$$ {\Theta}(\mathcal{E}_{\text{OOK}}) = \frac{b^{\star}}{a^{\star}}\sqrt{\mathcal{E}_{\text{OOK}}}. $$

(14)

We have developed an artificial patient that is capable of generating arbitrary false alarm and missed detection probabilities by self-adapting two parameters, namely the spectral noise density \({\mathcal {N}_{0}}\) in (13) and the OOK threshold in (14).

#### 2.2.2 Mean reaction time

It has been shown in [11] that the mean reaction time *τ* of a patient can be modeled as the sum of fixed individual delay *τ*_{0} plus a variable component depending on the stimulus level. Based on the experimental results in [11], we propose the linear model
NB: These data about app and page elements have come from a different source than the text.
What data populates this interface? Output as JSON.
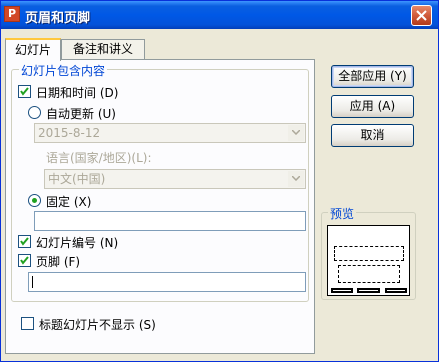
{
  "window": {
    "title": "页眉和页脚",
    "app_icon_letter": "P"
  },
  "tabs": [
    {
      "label": "幻灯片",
      "active": true
    },
    {
      "label": "备注和讲义",
      "active": false
    }
  ],
  "slide_content": {
    "group_label": "幻灯片包含内容",
    "date_time": {
      "label": "日期和时间 (D)",
      "checked": true
    },
    "auto_update": {
      "label": "自动更新 (U)",
      "selected": false,
      "date_value": "2015-8-12"
    },
    "language": {
      "label": "语言(国家/地区)(L):",
      "value": "中文(中国)"
    },
    "fixed": {
      "label": "固定 (X)",
      "selected": true,
      "value": ""
    },
    "slide_number": {
      "label": "幻灯片编号 (N)",
      "checked": true
    },
    "footer": {
      "label": "页脚 (F)",
      "checked": true,
      "value": ""
    }
  },
  "hide_on_title": {
    "label": "标题幻灯片不显示 (S)",
    "checked": false
  },
  "buttons": {
    "apply_all": "全部应用 (Y)",
    "apply": "应用 (A)",
    "cancel": "取消"
  },
  "preview": {
    "label": "预览"
  },
  "colors": {
    "title_bar": "#0058e6",
    "legend_text": "#0046d5",
    "radio_dot": "#21a121",
    "check_mark": "#21a121"
  }
}
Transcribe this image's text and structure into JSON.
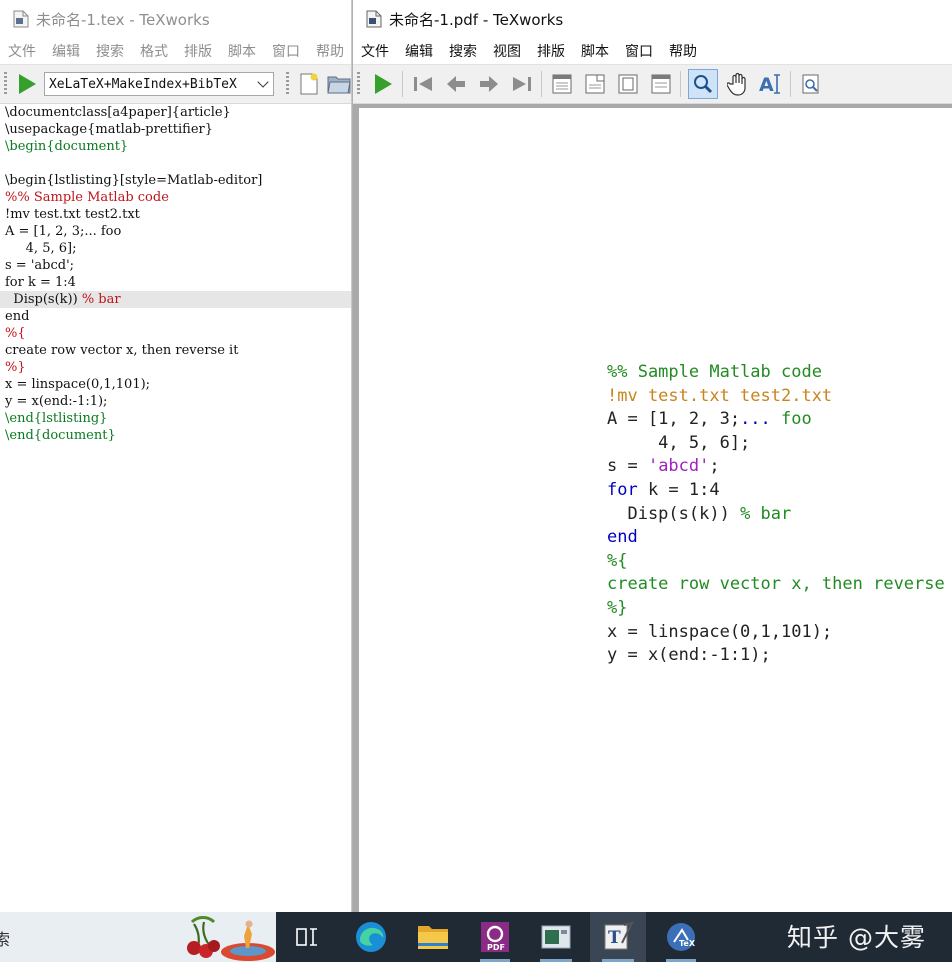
{
  "left_window": {
    "title": "未命名-1.tex - TeXworks",
    "menu": [
      "文件",
      "编辑",
      "搜索",
      "格式",
      "排版",
      "脚本",
      "窗口",
      "帮助"
    ],
    "engine": "XeLaTeX+MakeIndex+BibTeX",
    "editor_lines": [
      {
        "parts": [
          {
            "t": "\\documentclass[a4paper]{article}",
            "c": ""
          }
        ]
      },
      {
        "parts": [
          {
            "t": "\\usepackage{matlab-prettifier}",
            "c": ""
          }
        ]
      },
      {
        "parts": [
          {
            "t": "\\begin{document}",
            "c": "green"
          }
        ]
      },
      {
        "parts": [
          {
            "t": "",
            "c": ""
          }
        ]
      },
      {
        "parts": [
          {
            "t": "\\begin{lstlisting}[style=Matlab-editor]",
            "c": ""
          }
        ]
      },
      {
        "parts": [
          {
            "t": "%% Sample Matlab code",
            "c": "red"
          }
        ]
      },
      {
        "parts": [
          {
            "t": "!mv test.txt test2.txt",
            "c": ""
          }
        ]
      },
      {
        "parts": [
          {
            "t": "A = [1, 2, 3;... foo",
            "c": ""
          }
        ]
      },
      {
        "parts": [
          {
            "t": "     4, 5, 6];",
            "c": ""
          }
        ]
      },
      {
        "parts": [
          {
            "t": "s = 'abcd';",
            "c": ""
          }
        ]
      },
      {
        "parts": [
          {
            "t": "for k = 1:4",
            "c": ""
          }
        ]
      },
      {
        "parts": [
          {
            "t": "  Disp(s(k)) ",
            "c": ""
          },
          {
            "t": "% bar",
            "c": "red"
          }
        ],
        "highlight": true
      },
      {
        "parts": [
          {
            "t": "end",
            "c": ""
          }
        ]
      },
      {
        "parts": [
          {
            "t": "%{",
            "c": "red"
          }
        ]
      },
      {
        "parts": [
          {
            "t": "create row vector x, then reverse it",
            "c": ""
          }
        ]
      },
      {
        "parts": [
          {
            "t": "%}",
            "c": "red"
          }
        ]
      },
      {
        "parts": [
          {
            "t": "x = linspace(0,1,101);",
            "c": ""
          }
        ]
      },
      {
        "parts": [
          {
            "t": "y = x(end:-1:1);",
            "c": ""
          }
        ]
      },
      {
        "parts": [
          {
            "t": "\\end{lstlisting}",
            "c": "green"
          }
        ]
      },
      {
        "parts": [
          {
            "t": "\\end{document}",
            "c": "green"
          }
        ]
      }
    ]
  },
  "right_window": {
    "title": "未命名-1.pdf - TeXworks",
    "menu": [
      "文件",
      "编辑",
      "搜索",
      "视图",
      "排版",
      "脚本",
      "窗口",
      "帮助"
    ],
    "pdf_lines": [
      {
        "parts": [
          {
            "t": "%% Sample Matlab code",
            "c": "green"
          }
        ]
      },
      {
        "parts": [
          {
            "t": "!mv test.txt test2.txt",
            "c": "orange"
          }
        ]
      },
      {
        "parts": [
          {
            "t": "A = [1, 2, 3;",
            "c": ""
          },
          {
            "t": "...",
            "c": "blue"
          },
          {
            "t": " foo",
            "c": "green"
          }
        ]
      },
      {
        "parts": [
          {
            "t": "     4, 5, 6];",
            "c": ""
          }
        ]
      },
      {
        "parts": [
          {
            "t": "s = ",
            "c": ""
          },
          {
            "t": "'abcd'",
            "c": "purple"
          },
          {
            "t": ";",
            "c": ""
          }
        ]
      },
      {
        "parts": [
          {
            "t": "for",
            "c": "blue"
          },
          {
            "t": " k = 1:4",
            "c": ""
          }
        ]
      },
      {
        "parts": [
          {
            "t": "  Disp(s(k)) ",
            "c": ""
          },
          {
            "t": "% bar",
            "c": "green"
          }
        ]
      },
      {
        "parts": [
          {
            "t": "end",
            "c": "blue"
          }
        ]
      },
      {
        "parts": [
          {
            "t": "%{",
            "c": "green"
          }
        ]
      },
      {
        "parts": [
          {
            "t": "create row vector x, then reverse it",
            "c": "green"
          }
        ]
      },
      {
        "parts": [
          {
            "t": "%}",
            "c": "green"
          }
        ]
      },
      {
        "parts": [
          {
            "t": "x = linspace(0,1,101);",
            "c": ""
          }
        ]
      },
      {
        "parts": [
          {
            "t": "y = x(end:-1:1);",
            "c": ""
          }
        ]
      }
    ]
  },
  "taskbar": {
    "left_fragment": "索",
    "watermark": "知乎 @大雾"
  }
}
$$ \tau = \tau_{0} + \frac{110- \max \{ \boldsymbol{L}, \boldsymbol{0} \} }{1000} $$

(15)

in seconds where *L* is defined in (6). It can be seen that from clearly audible levels towards the threshold, hesitation will increase. Below the hearing threshold, the reaction time is set constant to the value which would occur at a hearing level of 0 dB.

### 2.3 Hearing model

We have developed a multiple-input multiple-output system reading the input vector *P* from the transducers and writing the output vector *L*. This first system mimics hearing loss. Subsequent OOK system, operating in the log-domain, considers *L* as input vector that is distorted and delayed, to generate the hearing level vector \(\boldsymbol {Y} \triangleq \boldsymbol {Y}[\ell ] \in \mathbb {R}^{2}\) at the basilar membrane, i.e.,

$$ \boldsymbol{Y} = \left\{ \begin{array}{lcr} (\boldsymbol{L} + \boldsymbol{N}) & ; & \ell \geq \lfloor \tau/T \rfloor \\ \boldsymbol{0} & ; & \text{otherwise} \end{array} \right.. $$

(16)

The vector *L* has energy \(\boldsymbol {\mathcal {E}}_{\text {OOK}}\). The vector \(\boldsymbol {N} \in \mathbb {R}^{2}\) contains additive white Gaussian samples with spectral density \({\mathcal {N}_{0}}\left (\mathcal {E}_{\text {OOK}}^{(n)}\right)\), *n*∈{l,r} according to (13) under the assumption that errors occur independently at either cochlea. The second system mimics patient behavior.